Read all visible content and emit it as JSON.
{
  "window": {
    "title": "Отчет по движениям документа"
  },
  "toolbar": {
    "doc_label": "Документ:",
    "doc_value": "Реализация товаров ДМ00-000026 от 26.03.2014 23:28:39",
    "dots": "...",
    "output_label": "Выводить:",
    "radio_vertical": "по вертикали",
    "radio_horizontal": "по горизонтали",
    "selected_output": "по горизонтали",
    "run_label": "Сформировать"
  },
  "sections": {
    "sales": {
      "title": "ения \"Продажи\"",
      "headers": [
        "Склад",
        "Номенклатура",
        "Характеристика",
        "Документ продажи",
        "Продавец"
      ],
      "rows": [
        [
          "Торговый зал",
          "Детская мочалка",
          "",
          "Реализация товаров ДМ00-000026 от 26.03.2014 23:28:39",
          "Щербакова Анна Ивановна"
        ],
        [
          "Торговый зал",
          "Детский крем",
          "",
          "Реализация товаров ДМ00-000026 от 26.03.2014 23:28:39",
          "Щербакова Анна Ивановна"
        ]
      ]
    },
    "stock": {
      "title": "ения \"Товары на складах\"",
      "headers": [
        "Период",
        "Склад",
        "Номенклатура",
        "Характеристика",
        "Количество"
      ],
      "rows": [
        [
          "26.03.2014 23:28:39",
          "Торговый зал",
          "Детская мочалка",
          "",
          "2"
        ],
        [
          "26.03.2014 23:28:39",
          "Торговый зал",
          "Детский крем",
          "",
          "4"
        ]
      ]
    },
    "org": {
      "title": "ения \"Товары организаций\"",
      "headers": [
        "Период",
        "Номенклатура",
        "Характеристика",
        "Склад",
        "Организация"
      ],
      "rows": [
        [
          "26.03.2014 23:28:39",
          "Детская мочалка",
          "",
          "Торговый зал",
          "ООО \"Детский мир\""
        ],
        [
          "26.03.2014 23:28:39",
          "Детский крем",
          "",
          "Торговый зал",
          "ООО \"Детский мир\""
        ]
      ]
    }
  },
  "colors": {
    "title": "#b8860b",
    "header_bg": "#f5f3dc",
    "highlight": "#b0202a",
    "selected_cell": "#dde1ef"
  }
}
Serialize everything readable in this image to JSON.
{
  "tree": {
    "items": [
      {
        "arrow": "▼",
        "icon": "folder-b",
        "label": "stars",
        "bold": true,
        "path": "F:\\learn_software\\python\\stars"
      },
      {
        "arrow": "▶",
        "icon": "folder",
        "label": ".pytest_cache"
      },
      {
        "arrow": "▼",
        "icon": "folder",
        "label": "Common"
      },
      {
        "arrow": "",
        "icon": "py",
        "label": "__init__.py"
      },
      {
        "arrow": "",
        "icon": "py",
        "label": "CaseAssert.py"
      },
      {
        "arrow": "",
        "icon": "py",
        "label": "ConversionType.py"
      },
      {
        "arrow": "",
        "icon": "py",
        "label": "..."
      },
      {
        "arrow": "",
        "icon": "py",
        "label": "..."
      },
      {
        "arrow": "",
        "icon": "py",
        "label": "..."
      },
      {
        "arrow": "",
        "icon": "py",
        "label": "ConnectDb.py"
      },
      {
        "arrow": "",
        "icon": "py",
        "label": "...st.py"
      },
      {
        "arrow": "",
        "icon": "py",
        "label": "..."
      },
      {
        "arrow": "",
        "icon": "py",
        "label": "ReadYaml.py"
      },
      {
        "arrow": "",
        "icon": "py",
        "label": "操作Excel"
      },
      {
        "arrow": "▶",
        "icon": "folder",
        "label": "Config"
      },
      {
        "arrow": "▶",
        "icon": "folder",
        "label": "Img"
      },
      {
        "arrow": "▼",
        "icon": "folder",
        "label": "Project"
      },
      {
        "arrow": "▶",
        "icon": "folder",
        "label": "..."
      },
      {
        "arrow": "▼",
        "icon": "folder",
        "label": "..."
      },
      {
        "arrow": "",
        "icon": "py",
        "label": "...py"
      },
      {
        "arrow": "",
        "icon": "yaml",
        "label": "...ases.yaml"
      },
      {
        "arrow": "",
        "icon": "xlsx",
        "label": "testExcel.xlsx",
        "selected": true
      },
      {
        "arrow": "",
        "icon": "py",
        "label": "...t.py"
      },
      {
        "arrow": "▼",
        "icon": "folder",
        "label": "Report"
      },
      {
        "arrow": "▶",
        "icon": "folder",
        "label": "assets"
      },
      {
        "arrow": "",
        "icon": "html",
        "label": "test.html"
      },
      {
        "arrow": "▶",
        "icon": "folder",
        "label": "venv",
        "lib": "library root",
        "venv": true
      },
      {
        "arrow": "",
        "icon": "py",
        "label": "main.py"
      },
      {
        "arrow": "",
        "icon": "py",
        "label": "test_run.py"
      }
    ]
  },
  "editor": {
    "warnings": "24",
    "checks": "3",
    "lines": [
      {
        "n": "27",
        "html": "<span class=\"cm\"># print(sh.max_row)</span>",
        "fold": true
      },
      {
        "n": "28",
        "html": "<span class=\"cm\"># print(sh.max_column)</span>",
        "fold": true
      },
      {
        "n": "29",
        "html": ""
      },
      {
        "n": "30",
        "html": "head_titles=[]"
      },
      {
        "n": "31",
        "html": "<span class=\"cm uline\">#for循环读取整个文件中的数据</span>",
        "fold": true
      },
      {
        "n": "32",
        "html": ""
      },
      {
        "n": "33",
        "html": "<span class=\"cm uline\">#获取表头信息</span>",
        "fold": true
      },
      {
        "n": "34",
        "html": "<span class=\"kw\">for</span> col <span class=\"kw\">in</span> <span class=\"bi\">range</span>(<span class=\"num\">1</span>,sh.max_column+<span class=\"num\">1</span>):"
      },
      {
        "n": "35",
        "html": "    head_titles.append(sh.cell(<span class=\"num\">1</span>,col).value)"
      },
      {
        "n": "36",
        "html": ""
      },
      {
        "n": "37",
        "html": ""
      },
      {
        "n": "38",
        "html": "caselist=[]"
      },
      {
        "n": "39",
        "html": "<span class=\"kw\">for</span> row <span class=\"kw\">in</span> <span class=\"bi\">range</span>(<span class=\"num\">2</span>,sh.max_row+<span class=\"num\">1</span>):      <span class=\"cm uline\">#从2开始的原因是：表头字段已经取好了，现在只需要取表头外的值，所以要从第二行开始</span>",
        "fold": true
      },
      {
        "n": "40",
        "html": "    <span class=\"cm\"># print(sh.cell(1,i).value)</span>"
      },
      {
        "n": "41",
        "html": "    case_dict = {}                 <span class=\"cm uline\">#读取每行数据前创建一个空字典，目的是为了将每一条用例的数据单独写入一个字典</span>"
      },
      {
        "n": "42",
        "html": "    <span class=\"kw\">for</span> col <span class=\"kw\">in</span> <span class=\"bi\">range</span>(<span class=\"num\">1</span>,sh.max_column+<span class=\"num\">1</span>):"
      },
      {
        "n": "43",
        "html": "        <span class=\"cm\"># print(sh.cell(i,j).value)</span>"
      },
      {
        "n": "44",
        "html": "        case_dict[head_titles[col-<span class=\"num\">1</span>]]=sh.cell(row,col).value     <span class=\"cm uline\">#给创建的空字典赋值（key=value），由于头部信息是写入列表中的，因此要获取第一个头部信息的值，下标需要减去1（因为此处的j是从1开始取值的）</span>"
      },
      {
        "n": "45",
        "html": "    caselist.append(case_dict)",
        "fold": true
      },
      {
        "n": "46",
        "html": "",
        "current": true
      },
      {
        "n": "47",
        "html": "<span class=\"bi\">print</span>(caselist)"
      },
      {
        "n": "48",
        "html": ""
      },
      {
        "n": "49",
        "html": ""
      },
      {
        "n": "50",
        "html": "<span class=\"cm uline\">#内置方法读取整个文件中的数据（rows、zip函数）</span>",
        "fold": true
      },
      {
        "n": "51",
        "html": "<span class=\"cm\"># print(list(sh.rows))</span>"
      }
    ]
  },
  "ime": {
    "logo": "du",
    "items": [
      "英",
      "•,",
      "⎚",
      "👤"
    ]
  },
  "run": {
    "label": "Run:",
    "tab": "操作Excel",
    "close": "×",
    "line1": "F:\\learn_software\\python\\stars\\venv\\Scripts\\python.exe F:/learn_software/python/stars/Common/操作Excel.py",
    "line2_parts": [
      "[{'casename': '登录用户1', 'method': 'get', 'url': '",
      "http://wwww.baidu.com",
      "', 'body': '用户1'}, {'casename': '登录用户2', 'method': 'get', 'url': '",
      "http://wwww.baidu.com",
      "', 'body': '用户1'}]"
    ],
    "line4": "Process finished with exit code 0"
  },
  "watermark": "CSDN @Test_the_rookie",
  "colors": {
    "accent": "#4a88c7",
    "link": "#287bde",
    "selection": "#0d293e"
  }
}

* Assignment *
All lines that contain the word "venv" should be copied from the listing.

* Result of the task *
        "label": "venv",
        "venv": true
    "line1": "F:\\learn_software\\python\\stars\\venv\\Scripts\\python.exe F:/learn_software/python/stars/Common/操作Excel.py",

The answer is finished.